Activity: Copy each line below that contains "time".

Material provided:
•••

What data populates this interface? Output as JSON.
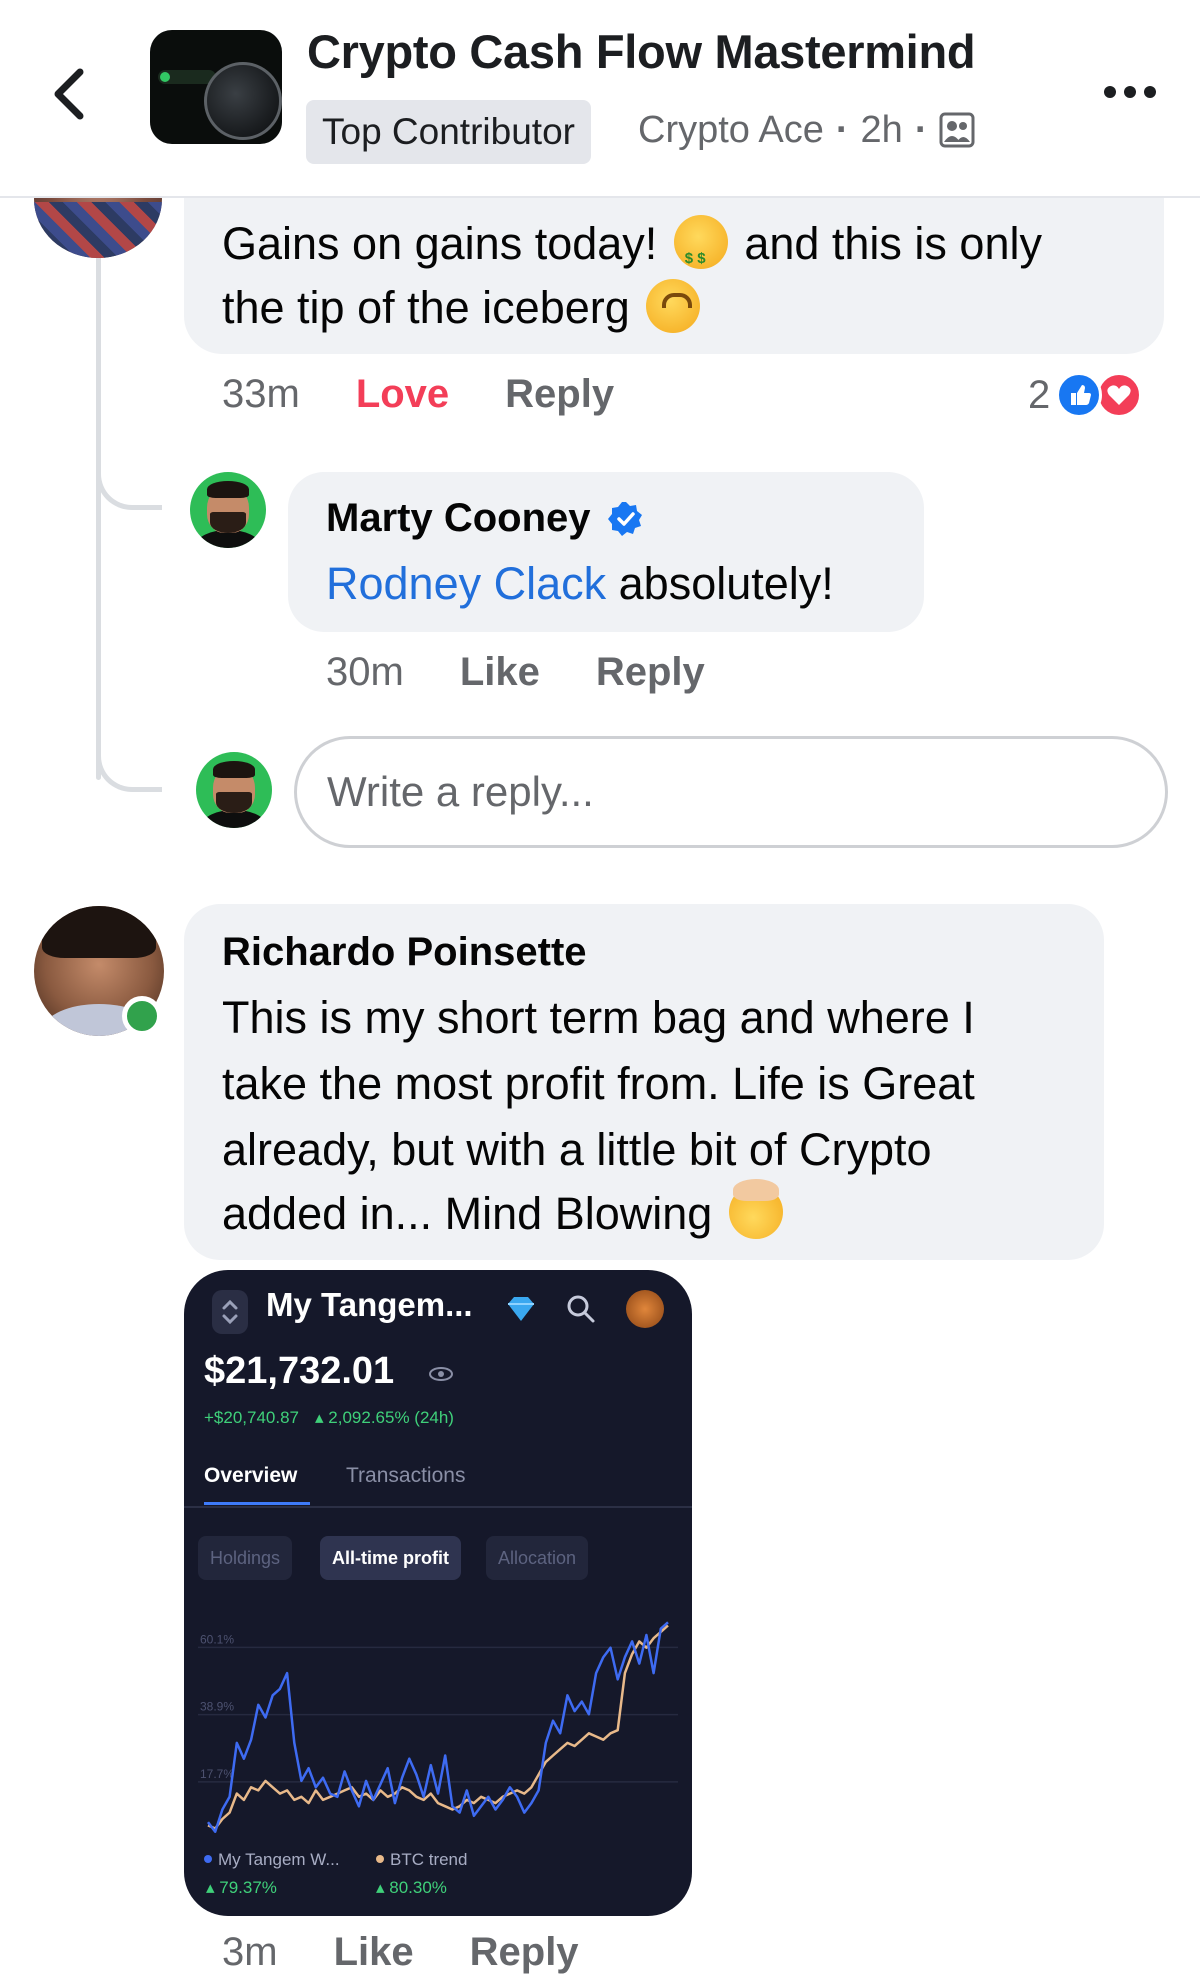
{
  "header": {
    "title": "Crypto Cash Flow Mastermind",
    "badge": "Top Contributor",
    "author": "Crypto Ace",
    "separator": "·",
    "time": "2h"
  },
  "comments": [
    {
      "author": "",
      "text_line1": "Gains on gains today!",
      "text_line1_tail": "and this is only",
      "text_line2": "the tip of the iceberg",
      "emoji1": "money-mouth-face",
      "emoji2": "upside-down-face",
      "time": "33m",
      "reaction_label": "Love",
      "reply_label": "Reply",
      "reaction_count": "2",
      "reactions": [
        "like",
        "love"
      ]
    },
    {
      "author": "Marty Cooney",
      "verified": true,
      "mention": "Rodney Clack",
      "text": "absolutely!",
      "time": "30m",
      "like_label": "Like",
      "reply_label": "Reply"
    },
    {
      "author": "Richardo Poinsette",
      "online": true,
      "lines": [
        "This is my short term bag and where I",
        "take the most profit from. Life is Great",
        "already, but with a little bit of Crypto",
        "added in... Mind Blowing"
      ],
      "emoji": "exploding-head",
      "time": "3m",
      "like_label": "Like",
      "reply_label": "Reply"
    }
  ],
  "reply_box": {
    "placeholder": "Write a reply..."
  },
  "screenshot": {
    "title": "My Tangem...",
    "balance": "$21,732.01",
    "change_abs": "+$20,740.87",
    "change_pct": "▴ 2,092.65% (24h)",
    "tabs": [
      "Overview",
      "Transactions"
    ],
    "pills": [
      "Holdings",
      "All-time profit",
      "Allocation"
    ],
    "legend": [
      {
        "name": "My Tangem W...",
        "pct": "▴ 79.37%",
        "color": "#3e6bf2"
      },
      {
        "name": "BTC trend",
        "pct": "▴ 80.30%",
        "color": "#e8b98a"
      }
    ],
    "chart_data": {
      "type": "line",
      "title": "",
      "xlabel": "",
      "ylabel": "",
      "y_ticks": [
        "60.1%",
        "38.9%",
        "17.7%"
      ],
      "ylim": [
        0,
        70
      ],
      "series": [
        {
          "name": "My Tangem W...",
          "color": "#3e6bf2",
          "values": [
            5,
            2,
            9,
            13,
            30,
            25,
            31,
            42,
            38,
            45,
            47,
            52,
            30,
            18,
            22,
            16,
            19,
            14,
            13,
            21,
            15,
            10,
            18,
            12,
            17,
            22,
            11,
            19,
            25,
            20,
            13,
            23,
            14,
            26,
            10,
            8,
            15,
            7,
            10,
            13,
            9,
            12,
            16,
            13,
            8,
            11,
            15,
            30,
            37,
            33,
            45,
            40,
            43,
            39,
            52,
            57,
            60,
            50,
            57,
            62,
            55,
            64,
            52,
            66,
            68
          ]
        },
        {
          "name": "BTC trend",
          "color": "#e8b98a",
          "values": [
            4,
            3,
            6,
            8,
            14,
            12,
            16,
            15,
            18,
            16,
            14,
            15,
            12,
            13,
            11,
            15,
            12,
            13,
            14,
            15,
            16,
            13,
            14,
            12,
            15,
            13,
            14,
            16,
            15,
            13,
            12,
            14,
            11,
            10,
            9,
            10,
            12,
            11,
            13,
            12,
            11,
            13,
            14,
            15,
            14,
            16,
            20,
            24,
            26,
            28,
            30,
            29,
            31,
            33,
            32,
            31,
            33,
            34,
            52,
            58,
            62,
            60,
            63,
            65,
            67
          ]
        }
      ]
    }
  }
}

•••

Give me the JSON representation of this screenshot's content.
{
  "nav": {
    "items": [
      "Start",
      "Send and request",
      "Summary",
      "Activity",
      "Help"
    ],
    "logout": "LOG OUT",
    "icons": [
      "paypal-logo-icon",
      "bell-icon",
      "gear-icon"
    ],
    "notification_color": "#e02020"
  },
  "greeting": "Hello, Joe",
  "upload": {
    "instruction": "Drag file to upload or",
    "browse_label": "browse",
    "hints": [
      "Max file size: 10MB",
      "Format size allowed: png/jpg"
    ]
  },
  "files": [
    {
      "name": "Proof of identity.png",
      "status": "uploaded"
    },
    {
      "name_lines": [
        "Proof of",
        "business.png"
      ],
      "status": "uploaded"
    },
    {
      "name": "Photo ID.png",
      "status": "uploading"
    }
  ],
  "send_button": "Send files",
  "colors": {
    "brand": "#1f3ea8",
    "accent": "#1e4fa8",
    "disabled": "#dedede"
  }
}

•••

Solution below:
    "time": "2h"
      "time": "33m",
      "time": "30m",
      "time": "3m",
      "All-time profit",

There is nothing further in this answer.